Many United States companies believe that the rising cost of employees' health care benefits has hurt the country's competitive position in the global market by raising production costs and thus increasing the prices of exported and domestically sold goods. As a result, these companies have shifted health care costs to employees in the form of wage deductions or high deductibles. This strategy, however, has actually hindered companies' competitiveness. For example, cost shifting threatens employees' health because many do not seek preventive screening. Also, labor relations have been damaged: the percentage of strikes in which health benefits were a major issue rose from 18 percent in 1986 to 78 percent in 1989.
Health care costs can be managed more effectively if companies intervene in the supply side of health care delivery just as they do with other key suppliers: strategies used to procure components necessary for production would work in procuring health care. For example, the make/buy decision—the decision whether to produce or purchase parts used in making a product—can be applied to health care. At one company, for example, employees receive health care at an on-site clinic maintained by the company. The clinic fosters morale, resulting in a low rate of employees leaving the company. Additionally, the company has constrained the growth of health care costs while expanding medical services.
The passage is primarily concerned with

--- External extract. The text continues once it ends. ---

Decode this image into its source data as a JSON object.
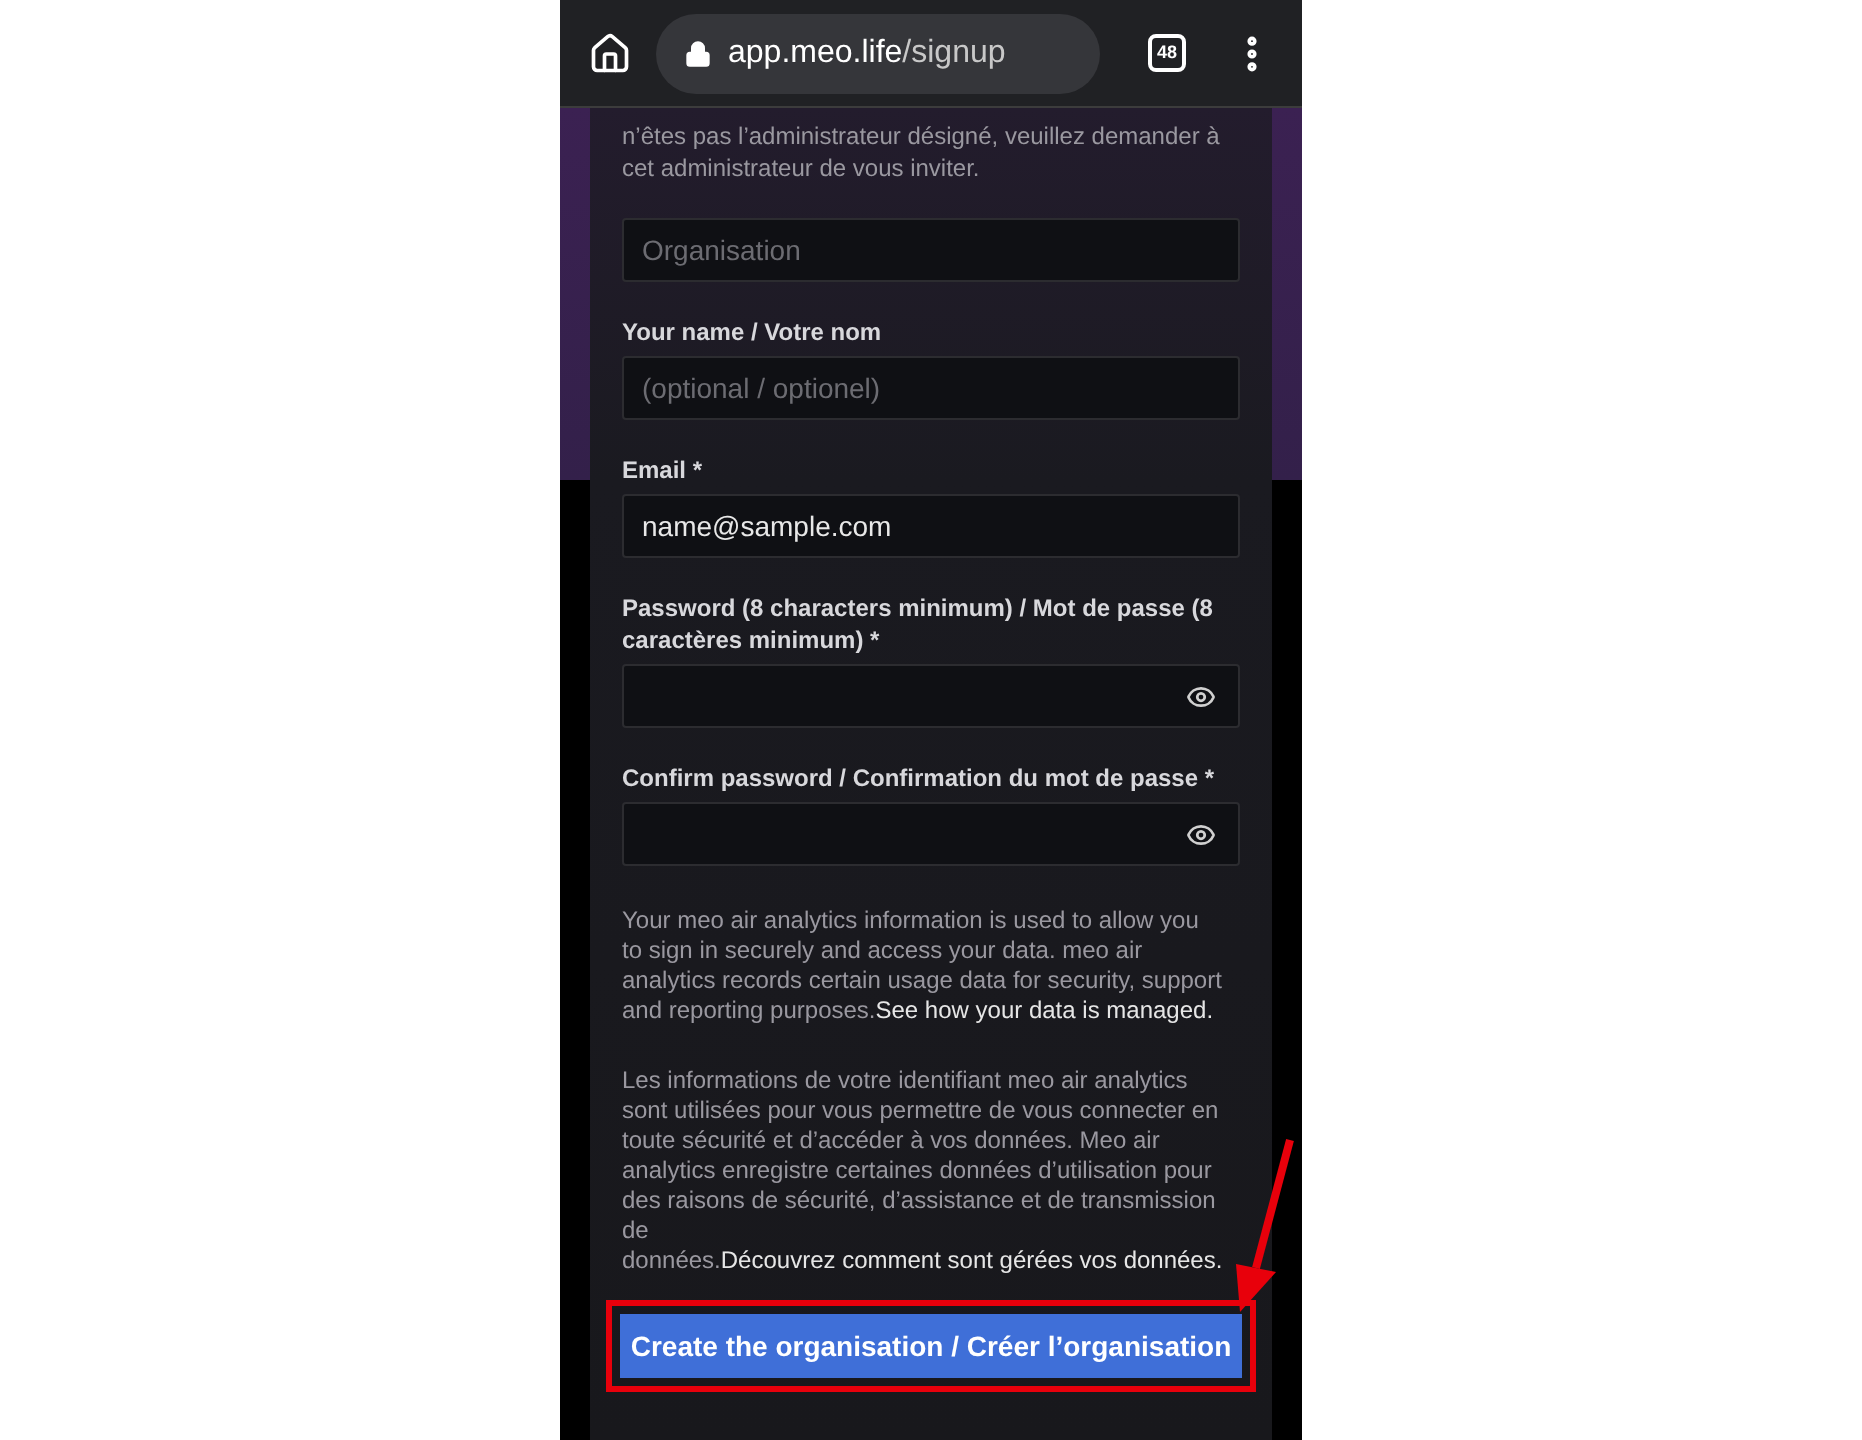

providing support for a traditional theory
comparing several explanations for a problem
summarizing a well-known research study
recommending an alternative approach
criticizing the work of a researcher